■ Action item ■
Write out all the entries word for word and omit any pictures.

------

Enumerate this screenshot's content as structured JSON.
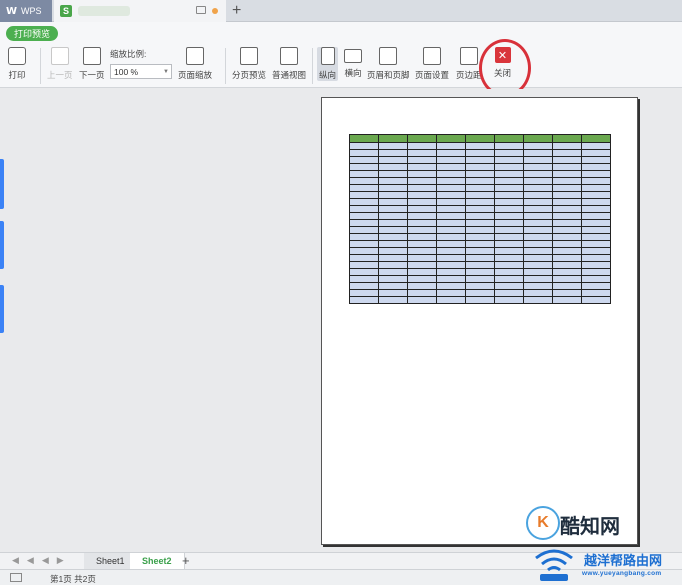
{
  "titlebar": {
    "app_tab": "WPS",
    "doc_tab_icon": "S"
  },
  "ribbon": {
    "mode_tab": "打印预览",
    "print": "打印",
    "prev_page": "上一页",
    "next_page": "下一页",
    "zoom_label": "缩放比例:",
    "zoom_value": "100 %",
    "page_zoom": "页面缩放",
    "page_break_preview": "分页预览",
    "normal_view": "普通视图",
    "portrait": "纵向",
    "landscape": "横向",
    "header_footer": "页眉和页脚",
    "page_setup": "页面设置",
    "margins": "页边距",
    "close": "关闭",
    "close_glyph": "✕"
  },
  "sheet_tabs": [
    "Sheet1",
    "Sheet2"
  ],
  "sheet_add": "+",
  "status": {
    "page_info": "第1页 共2页"
  },
  "watermark": {
    "logo_text": "酷知网",
    "logo_mark": "K",
    "site_cn": "越洋帮路由网",
    "site_url": "www.yueyangbang.com"
  },
  "colors": {
    "accent_green": "#4caf50",
    "close_red": "#d9353b",
    "table_header": "#6aa84f",
    "table_cell": "#cdd8ee"
  }
}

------

■ Solution to this task ■
Enumerate this screenshot's content as structured JSON.
{
  "titlebar": {
    "app_tab": "WPS",
    "doc_tab_icon": "S"
  },
  "ribbon": {
    "mode_tab": "打印预览",
    "print": "打印",
    "prev_page": "上一页",
    "next_page": "下一页",
    "zoom_label": "缩放比例:",
    "zoom_value": "100 %",
    "page_zoom": "页面缩放",
    "page_break_preview": "分页预览",
    "normal_view": "普通视图",
    "portrait": "纵向",
    "landscape": "横向",
    "header_footer": "页眉和页脚",
    "page_setup": "页面设置",
    "margins": "页边距",
    "close": "关闭",
    "close_glyph": "✕"
  },
  "sheet_tabs": [
    "Sheet1",
    "Sheet2"
  ],
  "sheet_add": "+",
  "status": {
    "page_info": "第1页 共2页"
  },
  "watermark": {
    "logo_text": "酷知网",
    "logo_mark": "K",
    "site_cn": "越洋帮路由网",
    "site_url": "www.yueyangbang.com"
  },
  "colors": {
    "accent_green": "#4caf50",
    "close_red": "#d9353b",
    "table_header": "#6aa84f",
    "table_cell": "#cdd8ee"
  }
}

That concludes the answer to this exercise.